WHAT IS NEEDED:
Report each line of the entries that contains the word "status", copied in full.

### SOURCE INFORMATION ###

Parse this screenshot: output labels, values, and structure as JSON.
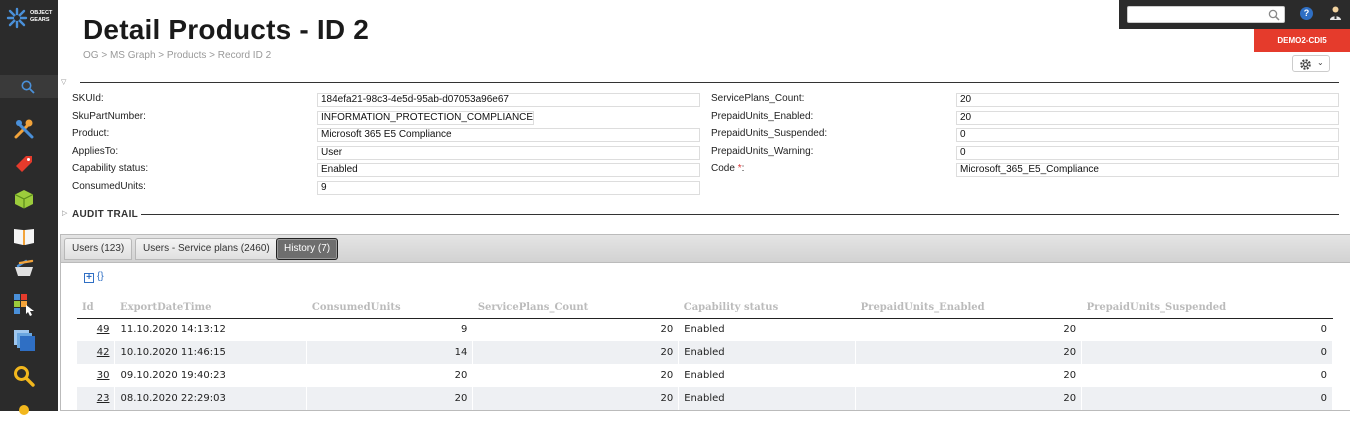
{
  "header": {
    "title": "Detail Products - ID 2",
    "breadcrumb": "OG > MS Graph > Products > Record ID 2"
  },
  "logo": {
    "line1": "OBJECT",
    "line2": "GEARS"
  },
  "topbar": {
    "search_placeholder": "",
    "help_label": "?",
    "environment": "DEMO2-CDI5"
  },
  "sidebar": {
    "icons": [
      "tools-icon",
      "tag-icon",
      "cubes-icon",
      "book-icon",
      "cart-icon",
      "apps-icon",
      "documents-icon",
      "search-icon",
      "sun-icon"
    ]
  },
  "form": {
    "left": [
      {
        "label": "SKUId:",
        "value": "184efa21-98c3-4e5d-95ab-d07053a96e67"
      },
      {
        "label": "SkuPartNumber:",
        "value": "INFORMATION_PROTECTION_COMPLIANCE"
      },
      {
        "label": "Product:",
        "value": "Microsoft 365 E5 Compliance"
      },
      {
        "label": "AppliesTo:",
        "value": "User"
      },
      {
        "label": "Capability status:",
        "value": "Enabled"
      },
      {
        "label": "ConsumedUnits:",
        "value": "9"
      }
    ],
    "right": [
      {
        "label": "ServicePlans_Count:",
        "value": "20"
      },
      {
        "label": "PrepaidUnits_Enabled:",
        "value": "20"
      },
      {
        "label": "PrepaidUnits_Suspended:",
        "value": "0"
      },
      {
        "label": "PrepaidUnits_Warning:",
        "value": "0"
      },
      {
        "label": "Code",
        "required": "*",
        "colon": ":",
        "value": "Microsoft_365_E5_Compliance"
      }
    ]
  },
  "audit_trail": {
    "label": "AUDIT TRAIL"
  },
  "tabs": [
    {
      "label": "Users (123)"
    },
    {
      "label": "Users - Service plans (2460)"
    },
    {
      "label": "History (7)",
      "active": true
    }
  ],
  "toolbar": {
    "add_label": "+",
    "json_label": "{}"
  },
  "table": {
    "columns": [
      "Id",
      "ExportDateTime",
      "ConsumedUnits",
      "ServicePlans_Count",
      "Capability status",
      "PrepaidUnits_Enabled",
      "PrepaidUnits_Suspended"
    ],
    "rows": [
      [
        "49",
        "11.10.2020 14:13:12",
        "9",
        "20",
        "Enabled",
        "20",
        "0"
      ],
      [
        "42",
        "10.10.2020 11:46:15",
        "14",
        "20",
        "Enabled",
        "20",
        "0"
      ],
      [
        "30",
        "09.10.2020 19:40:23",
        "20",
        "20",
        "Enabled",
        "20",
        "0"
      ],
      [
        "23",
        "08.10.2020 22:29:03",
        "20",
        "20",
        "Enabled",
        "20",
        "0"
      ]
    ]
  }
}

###
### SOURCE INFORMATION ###

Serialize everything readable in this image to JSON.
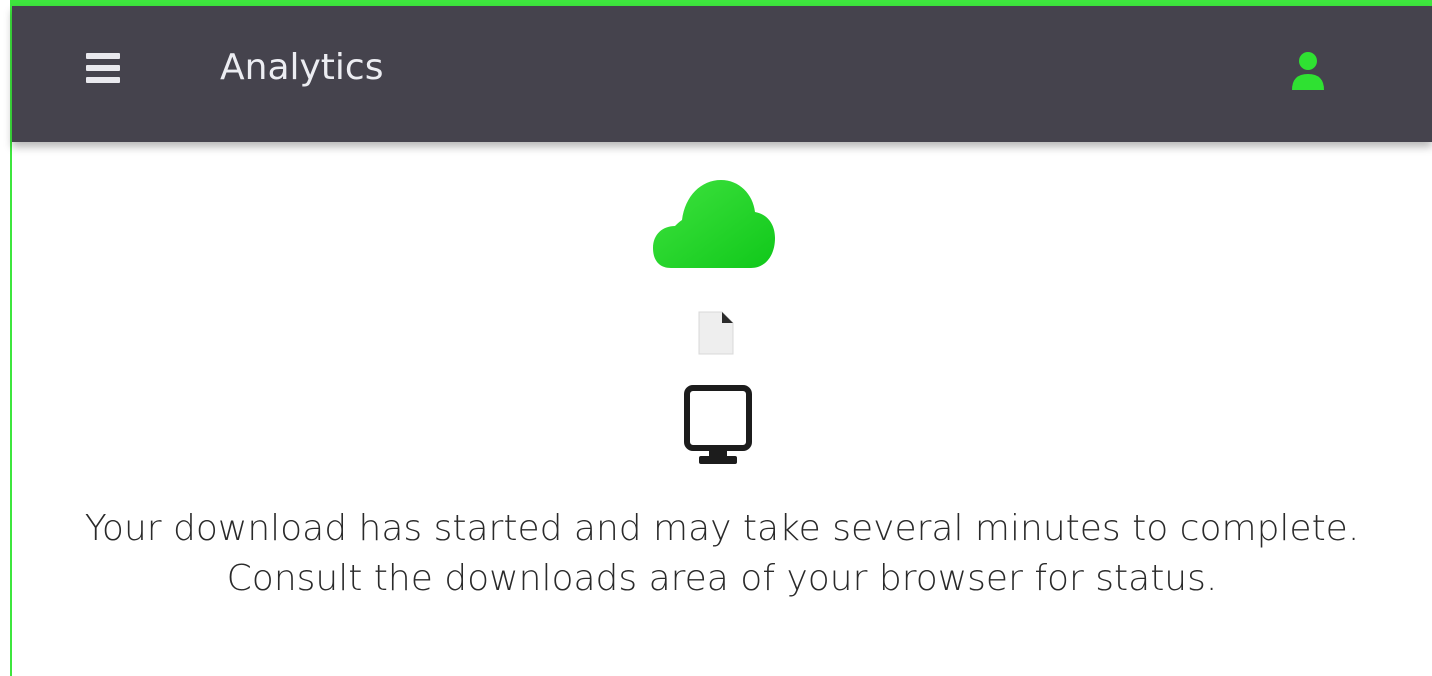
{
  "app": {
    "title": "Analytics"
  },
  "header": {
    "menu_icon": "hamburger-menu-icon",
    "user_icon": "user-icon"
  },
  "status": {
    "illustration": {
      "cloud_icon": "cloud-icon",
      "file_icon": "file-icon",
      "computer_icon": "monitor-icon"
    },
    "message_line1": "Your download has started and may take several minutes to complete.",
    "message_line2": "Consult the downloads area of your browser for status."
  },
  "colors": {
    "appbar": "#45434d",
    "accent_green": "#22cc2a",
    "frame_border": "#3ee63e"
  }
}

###

ANSWER TO THIS EXERCISE:
        "label": "Capability status:",
      "Capability status",
  "status": {
    "message_line2": "Consult the downloads area of your browser for status."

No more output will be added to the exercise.